Sonatine (1993)

ABOUT THE AUTHOR: Jennifer Upton is an American (non-werewolf) writer/editor in London. She currently works as a freelance ghostwriter of personal memoirs and writes for several blogs on topics as diverse as film history, punk rock, women’s issues, and international politics. For links to her work, please visit or send her a Tweet @Jennxld

In Sonatine (1993), Takeshi Kitano plays Murakawa, a tired Yakuza who is sent to Okinawa with his cohorts to calm a gang feud, which turns out to be a ruse for his boss to take over his territory in Tokyo. The movement of the group of men from the city to a rural location moves the violent gangsters into a state of regressive childhood, allowing for Kitano to explore the theme of identity via travel and humour. Their journey begins with a group shot of the men sitting on a bus waiting to leave the airport in Naha. Not only do they resemble school boys on a field trip with blank, bored expressions on their faces, seated geometrically, but their Yakuza connection who greets them goes so far as to offer them drinks and ice cream, looking very much like a school trip chaperone in his T-shirt and baseball cap. 

Symbolically, this is the beginning of the journey into the final stage of life for the men, which at once is signified by their being represented as children. It’s a theme Kitano would explore again in 1999’s far warmer Kikujiro. 

Once they arrive at the beach house, which serves as the primary location for the rest of the film, the men engage in child’s play acting out Sumo tournaments and having pretend gunfights with fireworks. In this location, at least temporarily, the men are free from the violence of their urban lives as gangsters and in what is effectively a holding pattern, waiting for something to happen between their superiors (the symbolic parents), free to play at their leisure. Unlike Kikujiro, which has a happy ending, Sonatine ends with violent acts of revenge and death. Kitano is a hell of a director, having more than earned the international awards won for this film. 
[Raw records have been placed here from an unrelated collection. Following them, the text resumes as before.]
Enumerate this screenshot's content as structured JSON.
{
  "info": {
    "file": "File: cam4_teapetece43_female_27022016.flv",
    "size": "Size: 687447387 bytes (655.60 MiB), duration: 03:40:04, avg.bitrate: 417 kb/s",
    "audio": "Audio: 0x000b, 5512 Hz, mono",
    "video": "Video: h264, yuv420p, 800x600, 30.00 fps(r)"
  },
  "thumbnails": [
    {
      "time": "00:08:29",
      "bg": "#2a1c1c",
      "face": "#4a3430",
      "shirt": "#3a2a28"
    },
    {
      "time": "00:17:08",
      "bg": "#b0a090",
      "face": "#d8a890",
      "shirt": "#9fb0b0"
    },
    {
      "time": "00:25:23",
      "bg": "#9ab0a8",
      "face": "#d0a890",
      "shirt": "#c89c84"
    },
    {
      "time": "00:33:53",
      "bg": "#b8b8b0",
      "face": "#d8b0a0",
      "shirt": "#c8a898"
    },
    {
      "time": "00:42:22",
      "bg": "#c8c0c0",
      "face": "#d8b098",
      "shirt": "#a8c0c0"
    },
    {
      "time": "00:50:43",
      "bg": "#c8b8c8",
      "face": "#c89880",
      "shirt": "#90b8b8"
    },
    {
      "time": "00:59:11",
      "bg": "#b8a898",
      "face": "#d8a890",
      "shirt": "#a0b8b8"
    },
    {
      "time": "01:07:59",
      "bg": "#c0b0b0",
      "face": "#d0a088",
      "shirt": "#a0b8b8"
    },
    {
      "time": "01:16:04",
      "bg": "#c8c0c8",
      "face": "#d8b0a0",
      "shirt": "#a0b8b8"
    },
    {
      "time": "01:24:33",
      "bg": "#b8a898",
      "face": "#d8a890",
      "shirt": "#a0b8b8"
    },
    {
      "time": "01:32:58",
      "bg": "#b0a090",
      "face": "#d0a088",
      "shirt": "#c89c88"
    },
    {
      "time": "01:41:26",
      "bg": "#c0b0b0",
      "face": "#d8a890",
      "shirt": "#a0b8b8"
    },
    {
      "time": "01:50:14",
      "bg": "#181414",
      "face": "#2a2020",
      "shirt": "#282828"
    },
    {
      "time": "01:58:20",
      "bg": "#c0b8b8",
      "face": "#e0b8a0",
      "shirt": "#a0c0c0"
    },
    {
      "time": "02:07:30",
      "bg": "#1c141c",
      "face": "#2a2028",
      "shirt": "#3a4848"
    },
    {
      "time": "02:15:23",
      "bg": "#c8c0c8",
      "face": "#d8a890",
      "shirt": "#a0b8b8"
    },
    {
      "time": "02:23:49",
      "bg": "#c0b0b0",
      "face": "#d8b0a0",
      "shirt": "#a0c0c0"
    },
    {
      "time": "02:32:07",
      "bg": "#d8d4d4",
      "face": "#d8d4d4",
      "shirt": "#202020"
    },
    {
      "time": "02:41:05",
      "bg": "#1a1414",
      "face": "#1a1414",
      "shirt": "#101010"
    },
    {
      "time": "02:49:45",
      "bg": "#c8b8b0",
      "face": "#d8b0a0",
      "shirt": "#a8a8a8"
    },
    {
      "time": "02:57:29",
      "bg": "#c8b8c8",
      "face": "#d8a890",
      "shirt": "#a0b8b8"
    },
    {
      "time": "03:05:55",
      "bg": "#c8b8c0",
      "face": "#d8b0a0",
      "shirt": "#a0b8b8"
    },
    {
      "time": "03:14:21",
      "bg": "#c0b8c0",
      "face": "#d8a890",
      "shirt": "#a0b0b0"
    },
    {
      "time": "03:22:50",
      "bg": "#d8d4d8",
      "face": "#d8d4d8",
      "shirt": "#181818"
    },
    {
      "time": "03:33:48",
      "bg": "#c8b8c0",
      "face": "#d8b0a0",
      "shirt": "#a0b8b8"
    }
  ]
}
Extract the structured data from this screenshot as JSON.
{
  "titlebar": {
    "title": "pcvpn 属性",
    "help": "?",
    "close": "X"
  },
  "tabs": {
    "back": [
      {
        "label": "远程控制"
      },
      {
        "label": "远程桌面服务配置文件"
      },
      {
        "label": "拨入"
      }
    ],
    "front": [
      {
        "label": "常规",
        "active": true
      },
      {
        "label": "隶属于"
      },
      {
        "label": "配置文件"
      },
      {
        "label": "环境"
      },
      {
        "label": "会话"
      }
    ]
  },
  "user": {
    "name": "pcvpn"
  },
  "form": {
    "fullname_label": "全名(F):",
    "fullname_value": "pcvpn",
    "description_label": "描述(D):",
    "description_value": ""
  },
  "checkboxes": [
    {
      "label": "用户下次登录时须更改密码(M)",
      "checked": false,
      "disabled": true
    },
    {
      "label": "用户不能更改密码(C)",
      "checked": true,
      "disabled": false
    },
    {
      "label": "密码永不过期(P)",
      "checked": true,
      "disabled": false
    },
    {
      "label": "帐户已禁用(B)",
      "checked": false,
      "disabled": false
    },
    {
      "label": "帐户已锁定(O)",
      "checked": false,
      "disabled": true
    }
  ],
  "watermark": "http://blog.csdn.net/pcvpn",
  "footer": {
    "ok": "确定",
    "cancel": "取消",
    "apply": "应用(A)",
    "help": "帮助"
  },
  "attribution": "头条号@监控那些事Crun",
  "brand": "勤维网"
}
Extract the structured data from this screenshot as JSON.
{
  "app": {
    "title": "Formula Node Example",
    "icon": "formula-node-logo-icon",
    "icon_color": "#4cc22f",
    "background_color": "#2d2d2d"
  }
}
One thought on “Sonatine (1993)

Leave a Reply

Fill in your details below or click an icon to log in: Logo

You are commenting using your account. Log Out /  Change )

Twitter picture

You are commenting using your Twitter account. Log Out /  Change )

Facebook photo

You are commenting using your Facebook account. Log Out /  Change )

Connecting to %s

This site uses Akismet to reduce spam. Learn how your comment data is processed.